Drop the epithet

You could have been called
the Gershwin of Grimethorpe,
the Hughes of Hoyland,
the Longfellow of Lundwood;
“The Bard of Barnsley”
kills stone dead creativity
but buys life membership to
the Luddite coal mining club.

“The Bard of Barnsley”
good grief! Tell me you don’t cry yourself to sleep,
just because it rhymes
it’s still a mill-stone
you don’t have to keep.

Did all the metaphors
and similes have the day off
when they labelled you with this
alliterate crime?

Drop the house brick
that is holding you back
and let the real
Ian McMillan shine.

Your John Smiths must
be watered twice over
with your torrid, torrential tears;
it is more than a shame
to be told to wear one hat;
it is the sum of all
a true poets fears.

My heart goes out to you
fellow thinker, dreamer, friend?
for the love of Philip Larkin
bring this monstrous madness
to and end.

Your none paper poetry
evokes honest, heart-felt pride
but your home-grown town
wouldn’t recognise your talent
even if you turned up
with thirteen free pork pies.

© Copyright D. Archer October 2011

Ian McMillan is a performance poet extra-ordinaire from my home town of Barnsley, South Yorkshire in England, Gods Country, Earth. yet in my opinion he is far more than his jolly colloquial accent and persona.

He presents a Radio programme called The Verb on BBC Radio 3 and if it were not for him I would not have experienced new emerging poetic talents as well as hearing timeless classics. He is to my love of Poetry what John Peel was to my musical education.

The village names will mean little to far flung readers but to us proud Yorkshire folk they are words that conjure a thousand lines instantly.

His passion for poetry knows no bounds a bit like mine except mine is for Guinness.

A Challenge to The Bard of Barnsley

To be The Bard of Barnsley
is an insult from me to thee,
to talk like Graham Chapman
in that sketch by Monty Python
is to pander to their proletariat needs;
layabouts loathe language
and it’s your job as Bard of Barnsley
to vex them in their habit.

Wean them off The Sunday Sport
lead them to the library
I challenge you
Bard of Barnsley
to make one Luddite
fall in love with Keats.

Ian McMillan is “The Bard of Barnsley” personally I think he called this because it rhymes. They could have called him the Chaucer of Cudworth or the Keats of Kendray, or The Hughes of Hoyland. The people bestowed upon him one of the most limiting titles ever created.

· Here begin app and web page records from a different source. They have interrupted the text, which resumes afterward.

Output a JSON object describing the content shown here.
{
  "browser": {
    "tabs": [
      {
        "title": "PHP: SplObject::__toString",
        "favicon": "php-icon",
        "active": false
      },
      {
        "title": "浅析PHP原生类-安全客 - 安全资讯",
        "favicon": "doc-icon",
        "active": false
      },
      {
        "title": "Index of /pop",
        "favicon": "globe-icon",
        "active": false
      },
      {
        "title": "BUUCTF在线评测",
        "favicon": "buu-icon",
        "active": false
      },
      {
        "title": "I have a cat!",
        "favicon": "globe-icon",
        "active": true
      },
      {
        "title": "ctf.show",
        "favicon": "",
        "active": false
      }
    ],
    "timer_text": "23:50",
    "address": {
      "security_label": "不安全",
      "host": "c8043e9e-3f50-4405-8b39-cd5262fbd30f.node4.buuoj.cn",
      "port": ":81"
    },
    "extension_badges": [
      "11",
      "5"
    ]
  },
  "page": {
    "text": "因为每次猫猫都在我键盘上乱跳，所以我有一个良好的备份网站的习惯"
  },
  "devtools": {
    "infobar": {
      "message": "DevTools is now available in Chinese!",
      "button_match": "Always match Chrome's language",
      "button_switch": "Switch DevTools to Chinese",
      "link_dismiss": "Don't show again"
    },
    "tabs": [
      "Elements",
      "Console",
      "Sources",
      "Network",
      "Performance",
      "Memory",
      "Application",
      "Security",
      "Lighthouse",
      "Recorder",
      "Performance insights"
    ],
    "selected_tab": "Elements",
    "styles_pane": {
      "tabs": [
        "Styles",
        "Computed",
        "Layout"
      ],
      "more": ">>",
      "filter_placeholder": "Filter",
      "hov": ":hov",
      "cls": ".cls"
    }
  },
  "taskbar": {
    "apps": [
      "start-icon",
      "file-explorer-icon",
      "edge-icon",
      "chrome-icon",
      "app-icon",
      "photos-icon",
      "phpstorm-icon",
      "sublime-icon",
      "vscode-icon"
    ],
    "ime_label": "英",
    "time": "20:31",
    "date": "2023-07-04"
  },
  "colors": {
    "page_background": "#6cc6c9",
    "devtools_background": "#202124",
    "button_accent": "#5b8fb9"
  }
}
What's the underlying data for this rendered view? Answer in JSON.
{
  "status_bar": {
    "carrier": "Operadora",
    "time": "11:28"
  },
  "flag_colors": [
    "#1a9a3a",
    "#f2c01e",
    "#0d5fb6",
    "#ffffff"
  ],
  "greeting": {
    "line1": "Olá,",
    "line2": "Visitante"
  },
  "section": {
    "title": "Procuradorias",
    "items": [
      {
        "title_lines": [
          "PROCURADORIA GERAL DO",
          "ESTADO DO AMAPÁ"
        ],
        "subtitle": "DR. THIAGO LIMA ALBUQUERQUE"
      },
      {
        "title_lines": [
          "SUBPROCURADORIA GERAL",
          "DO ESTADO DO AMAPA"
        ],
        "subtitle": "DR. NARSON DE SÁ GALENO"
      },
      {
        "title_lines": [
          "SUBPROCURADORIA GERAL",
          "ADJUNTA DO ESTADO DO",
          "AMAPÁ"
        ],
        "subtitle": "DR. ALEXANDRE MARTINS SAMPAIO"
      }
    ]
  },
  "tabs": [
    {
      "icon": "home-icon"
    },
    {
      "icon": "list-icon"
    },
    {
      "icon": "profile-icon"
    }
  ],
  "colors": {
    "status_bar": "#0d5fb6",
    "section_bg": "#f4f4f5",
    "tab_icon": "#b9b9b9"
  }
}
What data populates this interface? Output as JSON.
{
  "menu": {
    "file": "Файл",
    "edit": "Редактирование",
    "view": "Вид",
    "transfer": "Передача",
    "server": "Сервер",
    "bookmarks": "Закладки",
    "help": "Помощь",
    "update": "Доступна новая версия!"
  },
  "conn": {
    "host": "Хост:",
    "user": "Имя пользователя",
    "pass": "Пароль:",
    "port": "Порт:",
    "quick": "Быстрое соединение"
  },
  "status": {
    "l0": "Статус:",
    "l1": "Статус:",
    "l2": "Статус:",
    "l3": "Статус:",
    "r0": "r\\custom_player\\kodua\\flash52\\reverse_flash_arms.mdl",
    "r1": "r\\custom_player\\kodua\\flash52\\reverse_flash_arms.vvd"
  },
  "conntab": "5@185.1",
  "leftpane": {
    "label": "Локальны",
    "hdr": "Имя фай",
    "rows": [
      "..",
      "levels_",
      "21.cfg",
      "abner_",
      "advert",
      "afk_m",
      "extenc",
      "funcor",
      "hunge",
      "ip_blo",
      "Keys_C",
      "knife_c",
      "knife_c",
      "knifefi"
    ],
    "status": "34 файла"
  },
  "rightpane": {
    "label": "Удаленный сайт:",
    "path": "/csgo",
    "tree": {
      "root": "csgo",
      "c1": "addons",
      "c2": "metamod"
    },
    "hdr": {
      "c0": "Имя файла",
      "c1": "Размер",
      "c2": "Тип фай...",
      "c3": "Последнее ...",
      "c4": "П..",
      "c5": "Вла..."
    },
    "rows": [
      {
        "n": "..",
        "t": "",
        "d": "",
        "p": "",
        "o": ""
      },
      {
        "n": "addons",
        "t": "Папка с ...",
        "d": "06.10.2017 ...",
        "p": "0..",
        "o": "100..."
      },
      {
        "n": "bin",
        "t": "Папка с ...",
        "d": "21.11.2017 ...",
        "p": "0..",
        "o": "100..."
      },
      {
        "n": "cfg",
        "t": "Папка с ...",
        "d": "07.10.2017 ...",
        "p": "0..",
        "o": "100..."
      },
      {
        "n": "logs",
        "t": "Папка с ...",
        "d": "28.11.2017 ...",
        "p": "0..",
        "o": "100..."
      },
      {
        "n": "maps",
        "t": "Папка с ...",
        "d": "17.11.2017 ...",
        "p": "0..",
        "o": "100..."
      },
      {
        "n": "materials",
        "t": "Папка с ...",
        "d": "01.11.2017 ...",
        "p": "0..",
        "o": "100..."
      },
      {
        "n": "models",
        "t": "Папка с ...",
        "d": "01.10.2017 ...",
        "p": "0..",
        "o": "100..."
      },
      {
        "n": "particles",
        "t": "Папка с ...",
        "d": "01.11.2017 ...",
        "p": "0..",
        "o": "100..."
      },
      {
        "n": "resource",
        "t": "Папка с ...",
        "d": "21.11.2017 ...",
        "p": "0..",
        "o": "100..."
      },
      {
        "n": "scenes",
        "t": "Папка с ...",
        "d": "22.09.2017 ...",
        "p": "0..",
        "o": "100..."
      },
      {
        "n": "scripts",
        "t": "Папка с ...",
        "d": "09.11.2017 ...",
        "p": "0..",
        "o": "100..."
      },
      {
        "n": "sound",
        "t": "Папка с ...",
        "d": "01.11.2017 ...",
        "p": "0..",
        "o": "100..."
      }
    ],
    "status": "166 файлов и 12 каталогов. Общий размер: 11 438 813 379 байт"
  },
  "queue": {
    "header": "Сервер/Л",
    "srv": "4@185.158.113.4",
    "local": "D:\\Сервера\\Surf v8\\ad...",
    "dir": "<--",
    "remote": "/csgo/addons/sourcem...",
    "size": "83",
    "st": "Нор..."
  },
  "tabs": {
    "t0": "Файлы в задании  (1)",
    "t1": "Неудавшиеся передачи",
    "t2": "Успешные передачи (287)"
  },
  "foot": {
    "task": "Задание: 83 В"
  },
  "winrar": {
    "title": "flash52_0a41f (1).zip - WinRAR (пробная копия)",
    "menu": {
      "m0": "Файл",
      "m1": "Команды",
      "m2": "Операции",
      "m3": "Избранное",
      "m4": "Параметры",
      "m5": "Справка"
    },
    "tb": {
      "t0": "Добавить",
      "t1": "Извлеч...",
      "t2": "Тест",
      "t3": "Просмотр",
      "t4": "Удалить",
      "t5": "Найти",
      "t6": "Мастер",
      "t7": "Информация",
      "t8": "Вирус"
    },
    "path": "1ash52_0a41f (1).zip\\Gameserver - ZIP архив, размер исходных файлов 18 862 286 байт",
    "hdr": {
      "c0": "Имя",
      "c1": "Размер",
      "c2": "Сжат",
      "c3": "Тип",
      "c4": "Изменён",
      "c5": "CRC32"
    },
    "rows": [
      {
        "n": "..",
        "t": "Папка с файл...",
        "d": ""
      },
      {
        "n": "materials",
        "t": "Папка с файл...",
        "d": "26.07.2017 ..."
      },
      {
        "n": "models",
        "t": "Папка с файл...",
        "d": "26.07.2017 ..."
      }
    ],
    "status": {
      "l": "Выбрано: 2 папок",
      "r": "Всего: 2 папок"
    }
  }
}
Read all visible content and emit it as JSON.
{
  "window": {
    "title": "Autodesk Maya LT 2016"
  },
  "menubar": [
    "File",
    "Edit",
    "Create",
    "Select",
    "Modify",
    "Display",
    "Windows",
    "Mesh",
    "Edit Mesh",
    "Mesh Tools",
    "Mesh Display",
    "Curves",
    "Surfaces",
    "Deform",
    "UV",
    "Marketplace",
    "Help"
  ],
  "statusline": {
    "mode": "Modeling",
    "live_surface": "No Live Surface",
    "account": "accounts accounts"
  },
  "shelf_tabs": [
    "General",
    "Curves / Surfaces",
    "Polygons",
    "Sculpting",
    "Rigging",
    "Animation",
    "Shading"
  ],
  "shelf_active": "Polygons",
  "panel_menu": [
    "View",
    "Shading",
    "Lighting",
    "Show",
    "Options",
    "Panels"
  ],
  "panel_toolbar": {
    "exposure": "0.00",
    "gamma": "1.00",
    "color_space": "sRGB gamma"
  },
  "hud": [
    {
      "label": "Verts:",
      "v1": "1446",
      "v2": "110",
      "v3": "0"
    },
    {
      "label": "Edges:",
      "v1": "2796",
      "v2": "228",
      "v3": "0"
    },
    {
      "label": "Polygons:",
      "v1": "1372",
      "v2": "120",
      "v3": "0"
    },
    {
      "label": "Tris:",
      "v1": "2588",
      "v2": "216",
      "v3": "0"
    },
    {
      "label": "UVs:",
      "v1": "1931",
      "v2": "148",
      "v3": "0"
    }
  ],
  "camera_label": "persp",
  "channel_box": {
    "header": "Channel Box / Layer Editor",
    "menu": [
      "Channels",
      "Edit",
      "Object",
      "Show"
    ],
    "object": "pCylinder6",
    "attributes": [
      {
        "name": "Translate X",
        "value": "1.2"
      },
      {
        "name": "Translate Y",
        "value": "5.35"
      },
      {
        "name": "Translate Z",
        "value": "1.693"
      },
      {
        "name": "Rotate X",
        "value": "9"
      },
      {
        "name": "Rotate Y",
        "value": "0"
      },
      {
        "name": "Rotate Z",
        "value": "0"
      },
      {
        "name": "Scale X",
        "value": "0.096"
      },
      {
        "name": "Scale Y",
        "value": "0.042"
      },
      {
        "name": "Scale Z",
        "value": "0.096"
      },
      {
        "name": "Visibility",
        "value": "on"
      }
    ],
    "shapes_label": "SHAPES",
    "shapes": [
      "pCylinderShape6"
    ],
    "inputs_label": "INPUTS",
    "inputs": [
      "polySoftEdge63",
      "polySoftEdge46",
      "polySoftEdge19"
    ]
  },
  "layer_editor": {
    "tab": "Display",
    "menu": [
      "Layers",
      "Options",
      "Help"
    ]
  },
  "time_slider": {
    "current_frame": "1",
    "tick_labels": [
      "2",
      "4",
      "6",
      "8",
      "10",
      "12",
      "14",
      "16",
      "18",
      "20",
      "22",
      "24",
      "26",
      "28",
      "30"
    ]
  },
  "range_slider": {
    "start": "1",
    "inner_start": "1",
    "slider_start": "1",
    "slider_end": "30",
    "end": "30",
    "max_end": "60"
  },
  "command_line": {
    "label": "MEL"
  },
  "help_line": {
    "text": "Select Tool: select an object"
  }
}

He must be crying on the inside as his poems are far more challenging than mine.

I want to be remembered as “The Plath of Wath” which is another small village on the outskirts of Barnsley.

I await the lawsuit that is sure to follow this post.

© Copyright D. Archer October 2011